It is indeed and well done. I/m out of coconuts at the moment, sorry.
There was another image taken that same day - link and published by EABin Hunter,Trader, Trapper Magazine early in 1920. If I remember, an artice on Charley Reynolds by EAB came out that same year.
In 1925, EAB published 'A trooper with Custer and other historic incidents of the battle', and brought to the World its only photograph of Mitch Bouyer which I link from the book link. There can be no doubt the image of Bouyer originated with E.A. Brinistool as stated on the page. The book is an interesting read and of course very few amongst the audience have such knowledge as is required to separate out wayward information and opinion. This is a worthwhile work by EAB but its legacy has not yet unfolded. The photograph is not Mitch Bouyer and it is impossible that a member of that family became confused about it. Bouyer's widow subsequently married Thomas LeForge who adopted the children. Bouyer and LeForge were good friends.
The image is not of Mitch Bouyer but rather an Ute minor chief and musician. The skull identified as possibly Bouyer is therefore not Bouyer. So, Lord's body was never found. This remained so for Bouyer but was confused in the 1980's by a misidentification of a skull fragment. There is no definitive location for Marc Kellogg's death or burial. You can see where this leaves some of the minor contributory attributes of Ford D theory which is basically about getting Custer shot at D rather than B. It's very unlikely he was shot at B but much more so, with D.
I hope things are well for you.
Last Edit: May 20, 2021 19:58:47 GMT -5 by herosrest

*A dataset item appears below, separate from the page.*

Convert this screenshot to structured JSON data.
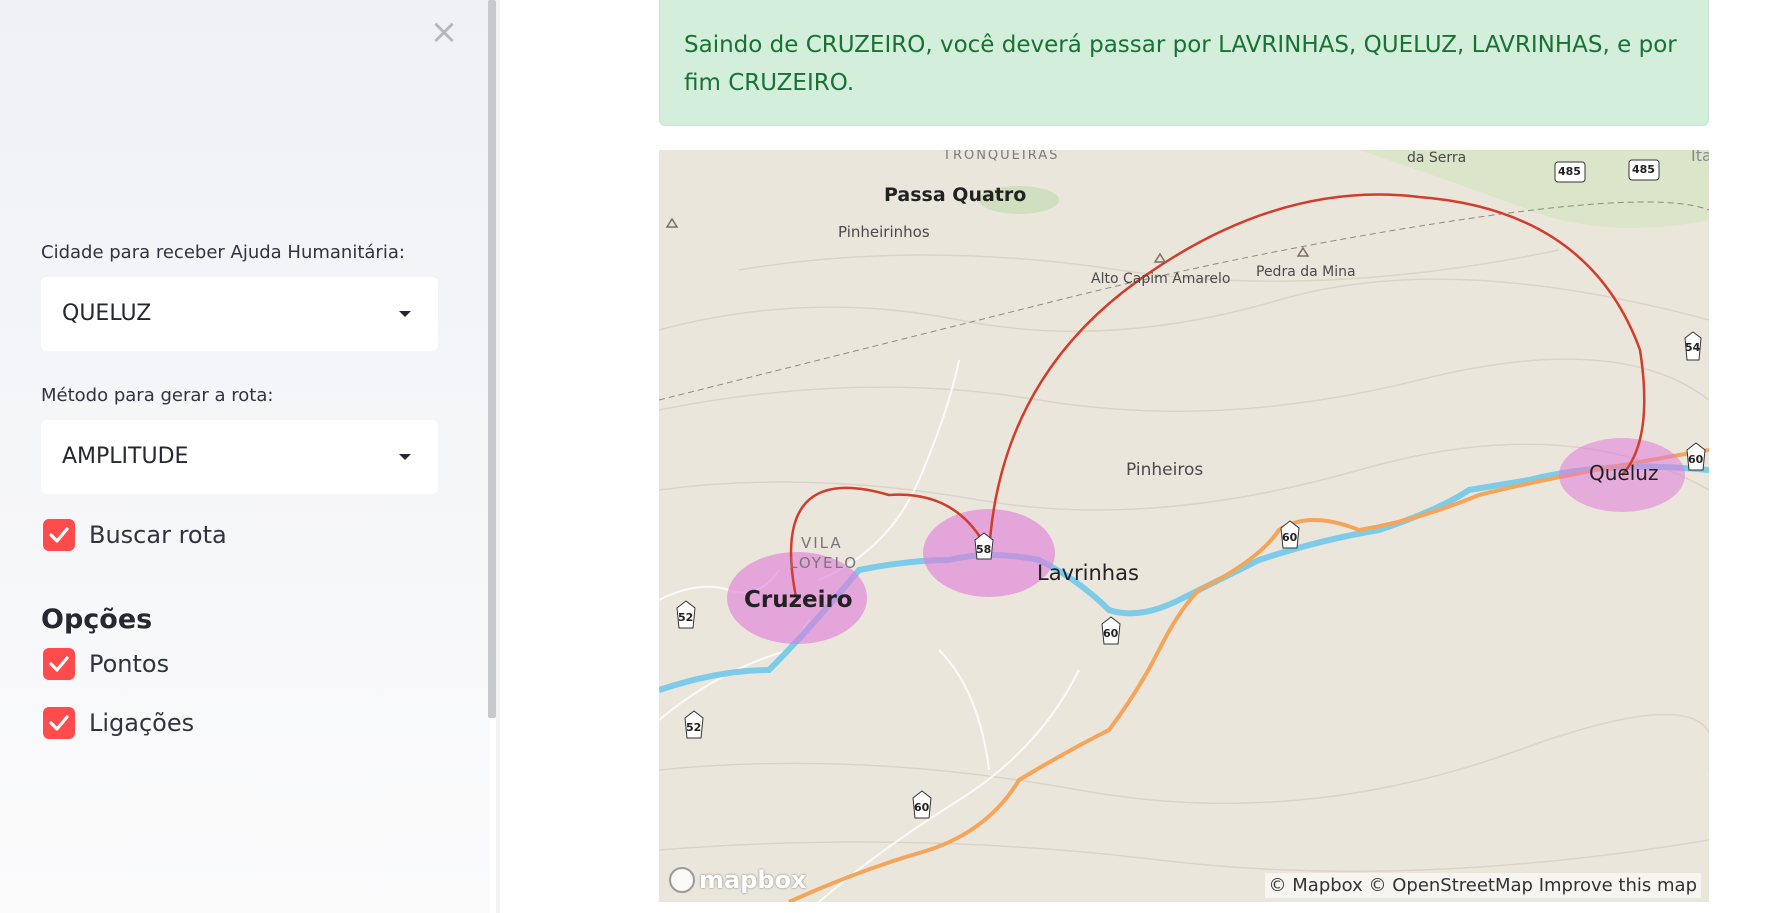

Two couriers came up from Custer requesting re-inforcement, and announcing that he was advancing on the enemy.
General of the Army (Medicine Man/Chief))